  10. ^ Advertisement, Reading Mercury, 21 Jun 1902, p9
  11. ^ "Speed Record Club". Archived from the original on 5 October 2013. Retrieved 16 July 2013.
  12. ^ Northey, Tom (1974). "Land Speed Record: The Fastest Men on Earth". In Ian Ward (ed.). World of Automobiles. Vol. 10. London: Orbis. p. 1162. |volume= has extra text (help)
  13. ^ Motor Boat Exhibition, London Evening Standard, 31 Mar 1904, p3
  14. ^ Future of Our Railways, Northern Whig, 15 Dec 1902, p10
  15. ^ Darracq-Serpollet, Globe, 5 May 1906, p9
  16. ^ A Darracq-Serpollet Company, Westminster Gazette, 23 May 1916, p11
  17. ^ The Darracq-Serpollet Steam Omnibus, Peterhead Sentinel and General Advertiser for Buchan District, 01 Sep 1906, p5
  18. ^ London Stock Exchange Notes, Freeman's Journal, 18 Dec 1907, p3
  19. ^ New Steam Omnibuses in London. Commercial Motor, 24 October 1907
  20. ^ Steam had a go on London's streets too, New Scientist, 20 Sep 2017
  21. ^ Experimental Flash Steam, J.H. Benson and A.A. Rayman, Model and Allied Publications, 1973, ISBN 0 85242 352 7, p22
  22. ^ Vehicles in the Trials, Commercial Motor, 3 Oct 1907
  23. ^ Darracq-Serpollet Omnibus Company Limited, Commercial Motor, 26 Mar 1908, p71
  24. ^ Motorbus, Commercial Motor, 25 Mar 1909
  25. ^ The Steam Car - Its rise and decline on the Island, Portsmouth Evening News, 5th Mar 1930, p7

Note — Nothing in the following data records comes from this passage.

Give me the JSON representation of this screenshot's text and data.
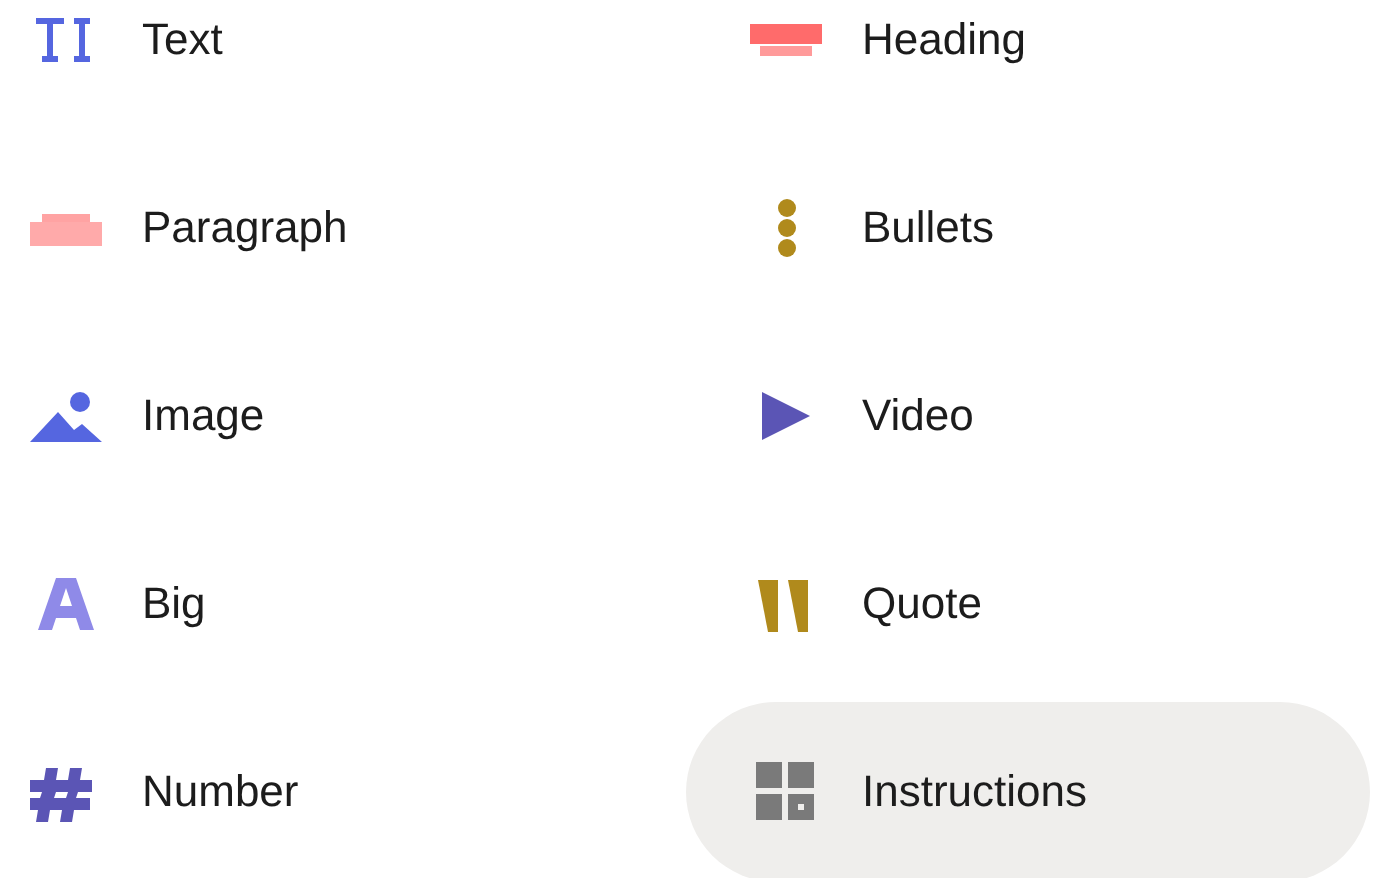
{
  "block_types": [
    {
      "label": "Text",
      "kind": "text",
      "selected": false
    },
    {
      "label": "Heading",
      "kind": "heading",
      "selected": false
    },
    {
      "label": "Paragraph",
      "kind": "paragraph",
      "selected": false
    },
    {
      "label": "Bullets",
      "kind": "bullets",
      "selected": false
    },
    {
      "label": "Image",
      "kind": "image",
      "selected": false
    },
    {
      "label": "Video",
      "kind": "video",
      "selected": false
    },
    {
      "label": "Big",
      "kind": "big",
      "selected": false
    },
    {
      "label": "Quote",
      "kind": "quote",
      "selected": false
    },
    {
      "label": "Number",
      "kind": "number",
      "selected": false
    },
    {
      "label": "Instructions",
      "kind": "instructions",
      "selected": true
    }
  ]
}
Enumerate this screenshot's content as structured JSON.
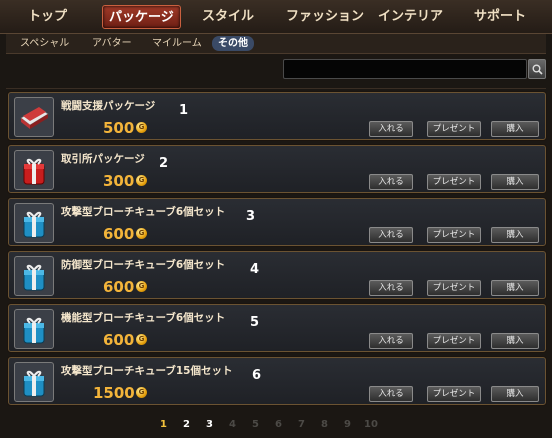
{
  "top_tabs": [
    {
      "label": "トップ",
      "active": false
    },
    {
      "label": "パッケージ",
      "active": true
    },
    {
      "label": "スタイル",
      "active": false
    },
    {
      "label": "ファッション",
      "active": false
    },
    {
      "label": "インテリア",
      "active": false
    },
    {
      "label": "サポート",
      "active": false
    }
  ],
  "sub_tabs": [
    {
      "label": "スペシャル",
      "active": false
    },
    {
      "label": "アバター",
      "active": false
    },
    {
      "label": "マイルーム",
      "active": false
    },
    {
      "label": "その他",
      "active": true
    }
  ],
  "search": {
    "value": "",
    "icon": "search-icon"
  },
  "items": [
    {
      "name": "戦闘支援パッケージ",
      "price": "500",
      "number": "1",
      "icon": "red-book-icon"
    },
    {
      "name": "取引所パッケージ",
      "price": "300",
      "number": "2",
      "icon": "red-gift-box-icon"
    },
    {
      "name": "攻撃型ブローチキューブ6個セット",
      "price": "600",
      "number": "3",
      "icon": "blue-gift-box-icon"
    },
    {
      "name": "防御型ブローチキューブ6個セット",
      "price": "600",
      "number": "4",
      "icon": "blue-gift-box-icon"
    },
    {
      "name": "機能型ブローチキューブ6個セット",
      "price": "600",
      "number": "5",
      "icon": "blue-gift-box-icon"
    },
    {
      "name": "攻撃型ブローチキューブ15個セット",
      "price": "1500",
      "number": "6",
      "icon": "blue-gift-box-icon"
    }
  ],
  "buttons": {
    "cart": "入れる",
    "present": "プレゼント",
    "buy": "購入"
  },
  "coin_label": "G",
  "pagination": {
    "pages": [
      "1",
      "2",
      "3",
      "4",
      "5",
      "6",
      "7",
      "8",
      "9",
      "10"
    ],
    "current": "1",
    "available": [
      "1",
      "2",
      "3"
    ]
  },
  "colors": {
    "price": "#f3b43a",
    "active_tab": "#8a2a1c",
    "active_subtab": "#3a4a66"
  }
}
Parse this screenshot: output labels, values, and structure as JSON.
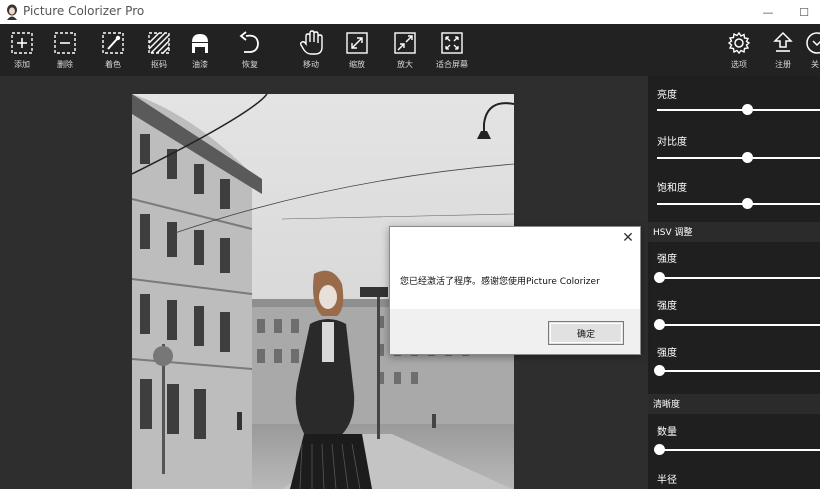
{
  "window": {
    "title": "Picture Colorizer Pro",
    "minimize": "—",
    "maximize": "☐"
  },
  "toolbar": {
    "left_tools": [
      {
        "label": "添加",
        "icon": "add-icon"
      },
      {
        "label": "删除",
        "icon": "remove-icon"
      },
      {
        "label": "着色",
        "icon": "colorize-icon"
      },
      {
        "label": "抠码",
        "icon": "hatch-icon"
      },
      {
        "label": "油漆",
        "icon": "paint-bucket-icon"
      },
      {
        "label": "恢复",
        "icon": "undo-icon"
      },
      {
        "label": "移动",
        "icon": "hand-icon"
      },
      {
        "label": "缩放",
        "icon": "expand-icon"
      },
      {
        "label": "放大",
        "icon": "zoom-in-icon"
      },
      {
        "label": "适合屏幕",
        "icon": "fit-screen-icon"
      }
    ],
    "right_tools": [
      {
        "label": "选项",
        "icon": "gear-icon"
      },
      {
        "label": "注册",
        "icon": "upload-icon"
      },
      {
        "label": "关",
        "icon": "power-icon"
      }
    ]
  },
  "panel": {
    "basic": {
      "sliders": [
        {
          "label": "亮度",
          "value": 0.55
        },
        {
          "label": "对比度",
          "value": 0.55
        },
        {
          "label": "饱和度",
          "value": 0.55
        }
      ]
    },
    "hsv": {
      "header": "HSV 调整",
      "sliders": [
        {
          "label": "强度",
          "value": 0.0
        },
        {
          "label": "强度",
          "value": 0.0
        },
        {
          "label": "强度",
          "value": 0.0
        }
      ]
    },
    "sharpness": {
      "header": "清晰度",
      "sliders": [
        {
          "label": "数量",
          "value": 0.0
        },
        {
          "label": "半径",
          "value": 0.0
        }
      ]
    }
  },
  "dialog": {
    "close": "✕",
    "message": "您已经激活了程序。感谢您使用Picture Colorizer",
    "ok": "确定"
  },
  "photo": {
    "sign_text": "..."
  },
  "colors": {
    "titlebar_bg": "#ffffff",
    "toolbar_bg": "#222222",
    "canvas_bg": "#2e2e2e",
    "panel_bg": "#1f1f1f",
    "panel_header_bg": "#2b2b2b"
  }
}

See alsoEdit

External linkEdit

  Media related to Léon Serpollet at Wikimedia Commons